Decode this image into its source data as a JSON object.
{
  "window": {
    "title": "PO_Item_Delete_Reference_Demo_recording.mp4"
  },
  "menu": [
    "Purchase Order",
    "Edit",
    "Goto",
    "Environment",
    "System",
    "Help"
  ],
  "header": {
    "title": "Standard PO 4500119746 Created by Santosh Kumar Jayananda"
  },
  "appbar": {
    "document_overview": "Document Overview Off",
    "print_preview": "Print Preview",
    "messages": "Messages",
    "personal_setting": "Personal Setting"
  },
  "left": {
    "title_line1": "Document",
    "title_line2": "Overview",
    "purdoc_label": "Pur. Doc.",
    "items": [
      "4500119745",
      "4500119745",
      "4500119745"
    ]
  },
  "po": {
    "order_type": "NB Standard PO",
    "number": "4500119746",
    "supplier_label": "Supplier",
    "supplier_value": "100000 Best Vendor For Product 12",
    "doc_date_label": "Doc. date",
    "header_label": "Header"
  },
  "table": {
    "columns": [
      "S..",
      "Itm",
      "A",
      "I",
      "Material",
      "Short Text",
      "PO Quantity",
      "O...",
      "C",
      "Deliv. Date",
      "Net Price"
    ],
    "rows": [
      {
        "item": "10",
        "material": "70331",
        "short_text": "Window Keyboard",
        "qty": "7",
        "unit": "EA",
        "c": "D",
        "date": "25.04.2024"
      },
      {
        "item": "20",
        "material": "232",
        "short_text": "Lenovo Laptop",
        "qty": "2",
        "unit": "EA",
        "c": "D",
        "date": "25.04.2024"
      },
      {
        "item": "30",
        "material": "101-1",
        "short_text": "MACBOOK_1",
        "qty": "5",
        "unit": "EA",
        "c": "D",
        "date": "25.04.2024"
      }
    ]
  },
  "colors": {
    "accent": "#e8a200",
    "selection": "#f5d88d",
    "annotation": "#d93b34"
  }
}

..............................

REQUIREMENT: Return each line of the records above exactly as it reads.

RESPONSE TO THIS EXERCISE:
Decode this image into its source data as a JSON object.
{
  "window": {
    "title": "PO_Item_Delete_Reference_Demo_recording.mp4"
  },
  "menu": [
    "Purchase Order",
    "Edit",
    "Goto",
    "Environment",
    "System",
    "Help"
  ],
  "header": {
    "title": "Standard PO 4500119746 Created by Santosh Kumar Jayananda"
  },
  "appbar": {
    "document_overview": "Document Overview Off",
    "print_preview": "Print Preview",
    "messages": "Messages",
    "personal_setting": "Personal Setting"
  },
  "left": {
    "title_line1": "Document",
    "title_line2": "Overview",
    "purdoc_label": "Pur. Doc.",
    "items": [
      "4500119745",
      "4500119745",
      "4500119745"
    ]
  },
  "po": {
    "order_type": "NB Standard PO",
    "number": "4500119746",
    "supplier_label": "Supplier",
    "supplier_value": "100000 Best Vendor For Product 12",
    "doc_date_label": "Doc. date",
    "header_label": "Header"
  },
  "table": {
    "columns": [
      "S..",
      "Itm",
      "A",
      "I",
      "Material",
      "Short Text",
      "PO Quantity",
      "O...",
      "C",
      "Deliv. Date",
      "Net Price"
    ],
    "rows": [
      {
        "item": "10",
        "material": "70331",
        "short_text": "Window Keyboard",
        "qty": "7",
        "unit": "EA",
        "c": "D",
        "date": "25.04.2024"
      },
      {
        "item": "20",
        "material": "232",
        "short_text": "Lenovo Laptop",
        "qty": "2",
        "unit": "EA",
        "c": "D",
        "date": "25.04.2024"
      },
      {
        "item": "30",
        "material": "101-1",
        "short_text": "MACBOOK_1",
        "qty": "5",
        "unit": "EA",
        "c": "D",
        "date": "25.04.2024"
      }
    ]
  },
  "colors": {
    "accent": "#e8a200",
    "selection": "#f5d88d",
    "annotation": "#d93b34"
  }
}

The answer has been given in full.